It is hard to grasp the purely theoretical effect of felt recoil with some means of gauging those forces. Many of us have experience with different calibers and cartridges so a comparison of the 7mm Remington mag helps our understanding.
This chart lists the recoil energy and velocity of several popular cartridges.
|Cartridge||Free Recoil Energy |
|Recoil Velocity |
|7 mm Remington Magnum||23.15||13.32|
|.338 Win Mag||29.90||13.75|
|7 mm Weatherby Magnum||26.07||14.13|
|.300 Winchester Magnum||29.99||14.88|
Looking at the comparisons in this table we can make some general conclusions about the felt recoil of the 7mm Remington Magnum and the other cartridges in the comparison.
By and large, the 7mm Remington Magnum falls in the middle of the pack when comparing energy and velocity.
Both the .308 Winchester and the .270 Winchester deliver less recoil energy and at slower velocities than the 7mm Remington Magnum. That typically indicates that these two cartridges will deliver less felt recoil when conditions are similar.
The other cartridges all deliver significantly higher recoil energy at faster velocities. Remembering that higher energy and higher velocity mean more felt recoil, it is easy to surmise that these cartridges will have more intense felt recoil.
Every cartridge and rifle choice involves some trade-offs and is a compromise. Things like distance, delivered energy, bullet ballistic characteristics, and the firearm are all factors that contribute to the choice of a cartridge and rifle.
When considering felt recoil, the 7mm Remington Mag offers a nice combination of delivered energy, flat shooting characteristics, and manageable recoil.
Having shot a 7mm Remington Magnum on several occasions both on the range and in the field, I find that the recoil is acceptable.

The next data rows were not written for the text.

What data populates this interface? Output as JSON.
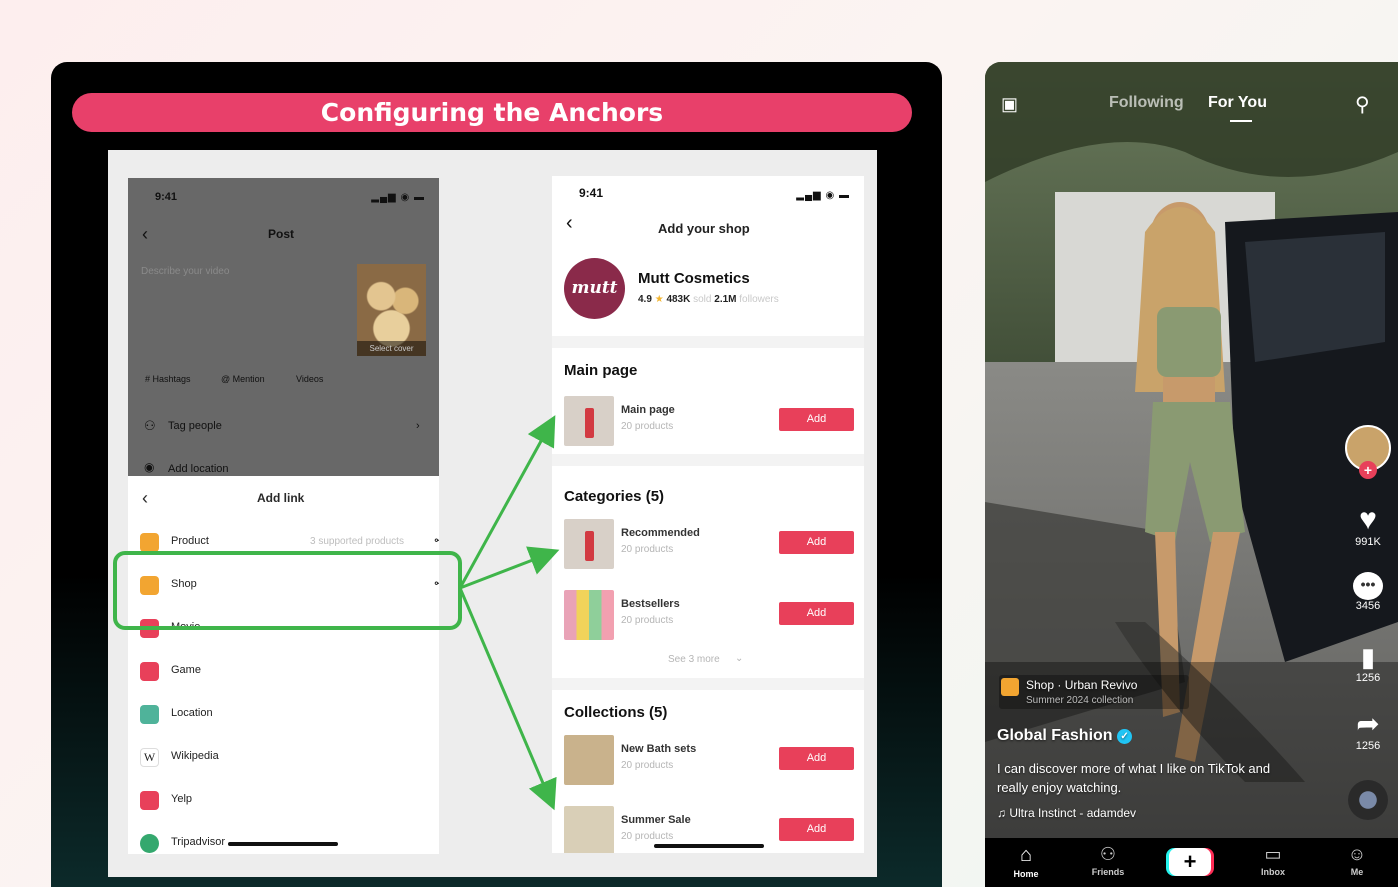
{
  "banner": {
    "title": "Configuring the Anchors"
  },
  "post_screen": {
    "time": "9:41",
    "title": "Post",
    "describe_placeholder": "Describe your video",
    "select_cover": "Select cover",
    "tags": [
      "# Hashtags",
      "@ Mention",
      "Videos"
    ],
    "tag_people": "Tag people",
    "add_location": "Add location",
    "sheet_title": "Add link",
    "links": [
      {
        "label": "Product",
        "extra": "3 supported products",
        "color": "#f2a531"
      },
      {
        "label": "Shop",
        "extra": "",
        "color": "#f2a531"
      },
      {
        "label": "Movie",
        "extra": "",
        "color": "#e8405a"
      },
      {
        "label": "Game",
        "extra": "",
        "color": "#e8405a"
      },
      {
        "label": "Location",
        "extra": "",
        "color": "#4fb39a"
      },
      {
        "label": "Wikipedia",
        "extra": "",
        "color": "#ffffff"
      },
      {
        "label": "Yelp",
        "extra": "",
        "color": "#e8405a"
      },
      {
        "label": "Tripadvisor",
        "extra": "",
        "color": "#34a86e"
      }
    ]
  },
  "shop_screen": {
    "time": "9:41",
    "title": "Add your shop",
    "shop_name": "Mutt Cosmetics",
    "logo_text": "mutt",
    "rating": "4.9",
    "sold": "483K",
    "sold_label": "sold",
    "followers": "2.1M",
    "followers_label": "followers",
    "main_section": "Main page",
    "main_item": {
      "name": "Main page",
      "sub": "20 products"
    },
    "categories_section": "Categories (5)",
    "categories": [
      {
        "name": "Recommended",
        "sub": "20 products"
      },
      {
        "name": "Bestsellers",
        "sub": "20 products"
      }
    ],
    "see_more": "See 3 more",
    "collections_section": "Collections (5)",
    "collections": [
      {
        "name": "New Bath sets",
        "sub": "20 products"
      },
      {
        "name": "Summer Sale",
        "sub": "20 products"
      }
    ],
    "add_label": "Add"
  },
  "tiktok": {
    "tab_following": "Following",
    "tab_foryou": "For You",
    "likes": "991K",
    "comments": "3456",
    "saves": "1256",
    "shares": "1256",
    "shop_anchor": "Shop · Urban Revivo",
    "shop_anchor_sub": "Summer 2024 collection",
    "username": "Global Fashion",
    "caption": "I can discover more of what I like on TikTok and really enjoy watching.",
    "music": "Ultra Instinct - adamdev",
    "nav": [
      {
        "label": "Home"
      },
      {
        "label": "Friends"
      },
      {
        "label": ""
      },
      {
        "label": "Inbox"
      },
      {
        "label": "Me"
      }
    ]
  }
}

However, I would not want to take this rifle and cartridge to the range knowing I had to put a hundred rounds through the barrel.
In a case where I had the chance to hunt elk, moose, caribou, or brown bears, I would have no hesitation to select a 7mm Remington Mag. The felt recoil when factored with the ballistic characteristics and the need for delivered energy on target is a great compromise.
I don’t believe that there is a need to punish yourself unnecessarily by choosing one of the bigger magnum cartridges. What you shoot should be carefully matched to your quarry.
The 7mm Remington Magnum is used often to successfully and ethically kill all of the North American big game animals without suffering aching shoulders after taking a shot.
What Would I Choose?
Given the opportunity to hunt one or all of the Big Four in North America, the 7mm Remington Mag would have to be one of my top choices. This is especially true if I must hunt at a longer distance, or the target is considered dangerous if wounded.
When hunting smaller game such as white-tail or mule deer, I am sticking with my trusty Savage 110 chambered for .270 Winchester. I find the .270 to be less punishing than the 7mm Remington Magnum and more pleasant to shoot.